Tough road trip sees same old struggles, narratives return for Flames

The Calgary Flames have come out of the gate looking a lot like the puzzling underachievers they were in 2022-23.

The Calgary Flames entered the campaign with a new GM and a new coach — and the very first game of the season defied its pattern from a painful 2022-23.

But since that night in Calgary on October 11, the issues the team experienced last season have come flooding back.

The 2022-23 Flames played organized, responsible two-way hockey — and dominated possession — only to see their best offensive weapons fail to convert at a reasonable rate and their goaltenders do top-rate sieve impressions.

Unfortunately for Calgary, that's also been the story in recent days.

During the team's 1-3-1 road trip the Flames outshot their opponents 180-138 and their expected goal rate at 5v5 is 59.67% with a 65.82% share of the high-danger chances. Those numbers both rank second in the NHL over that time span.

All that good work has been undermined by the fact Calgary has shot 5.8% at 5v5 and 6.1% overall. Meanwhile, their save percentage has sat at .846 at 5v5 and .855 overall.

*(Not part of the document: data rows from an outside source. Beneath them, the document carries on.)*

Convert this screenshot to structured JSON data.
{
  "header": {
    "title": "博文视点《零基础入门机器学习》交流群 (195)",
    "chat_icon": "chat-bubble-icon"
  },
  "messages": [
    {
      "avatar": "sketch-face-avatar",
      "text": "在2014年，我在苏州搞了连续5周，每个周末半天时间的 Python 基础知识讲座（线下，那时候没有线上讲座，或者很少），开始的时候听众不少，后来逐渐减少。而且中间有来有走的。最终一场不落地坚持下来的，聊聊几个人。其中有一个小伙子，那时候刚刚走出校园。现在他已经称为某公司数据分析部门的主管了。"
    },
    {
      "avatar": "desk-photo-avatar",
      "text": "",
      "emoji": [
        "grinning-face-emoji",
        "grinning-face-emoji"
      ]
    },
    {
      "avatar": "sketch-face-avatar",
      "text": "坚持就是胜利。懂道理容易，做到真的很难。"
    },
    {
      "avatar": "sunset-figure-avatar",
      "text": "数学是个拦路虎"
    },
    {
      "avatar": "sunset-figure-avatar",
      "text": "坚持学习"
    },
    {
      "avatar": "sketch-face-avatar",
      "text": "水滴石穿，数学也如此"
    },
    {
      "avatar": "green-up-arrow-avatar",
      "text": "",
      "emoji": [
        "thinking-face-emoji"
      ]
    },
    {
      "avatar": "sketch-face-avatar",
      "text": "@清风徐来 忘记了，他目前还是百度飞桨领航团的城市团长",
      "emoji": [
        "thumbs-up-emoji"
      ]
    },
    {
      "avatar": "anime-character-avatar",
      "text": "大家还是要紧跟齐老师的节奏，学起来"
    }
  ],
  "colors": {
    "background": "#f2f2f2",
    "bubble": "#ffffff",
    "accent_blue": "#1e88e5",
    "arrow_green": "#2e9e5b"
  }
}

Daniel Vladar hasn't been able to keep pucks out of his net so far in 2023-24. (Dave Reginek/NHLI via Getty Images)
Daniel Vladar hasn't been able to keep pucks out of his net so far in 2023-24. (Dave Reginek/NHLI via Getty Images)

The players the team imported to form the core after Matthew Tkachuk and Johnny Gaudreau left town have also been on the quiet side. Jonathan Huberdeau and Nazem Kadri have combined for 5 points in six games.

Other guys the team was hoping to get an offensive boost from have been a mixed bag. Adam Ružička has been productive in the early going, but offseason acquisition Yegor Sherangovich hasn't been much of a threat — and rookie Matthew Coronado has yet to pop.

Coming into the season there was reason to believe Calgary would be better at finishing, but they haven't provided much evidence of that yet.

The goaltending side of the equation is a touch more hopeful, at least. Most of the brutal numbers put up in that respect can be directly traced to backup Daniel Vladar. Starter Jacob Markström has held his own, posting a league-average .905 save percentage.

Markström's numbers aren't fantastic considering he's a highly-paid veteran ($6 million AAV) who was a Vezina Trophy runner-up as recently as 2020-21 — but they are manageable for a team that suppresses shots well. They also provide some evidence that the 33-year-old isn't cooked after a rough minus-18.4 GSAA season in 2022-23.

There is still plenty of reason to be optimistic about Calgary overall. It would be easy to see their early underlying metrics and come to the conclusion that if they stay the course results will come — particularly if Markström can bounce back.

In fact, if any other team were doing what the Flames are doing now they might be considered sleepers to break out in the weeks ahead. With that in mind, Calgary deserves the benefit of the doubt.

The problem is, we've seen this story play out before with the same team just last year. While the Flames have made some tweaks, this team hasn't changed too much. The difficulty scoring goals despite excellent chance creation also fits with our understanding of the players on this roster.

This is not a team packed with talented, proven scorers.

Calgary could easily buck its recent trend and see the scoreboard come in line with the way it carries the play. It might even be fair to characterize that as a likely scenario.

It's just tough to shake what we know about the Flames from last year — especially when the team has done such an immaculate job of recreating its 2022-23 foibles.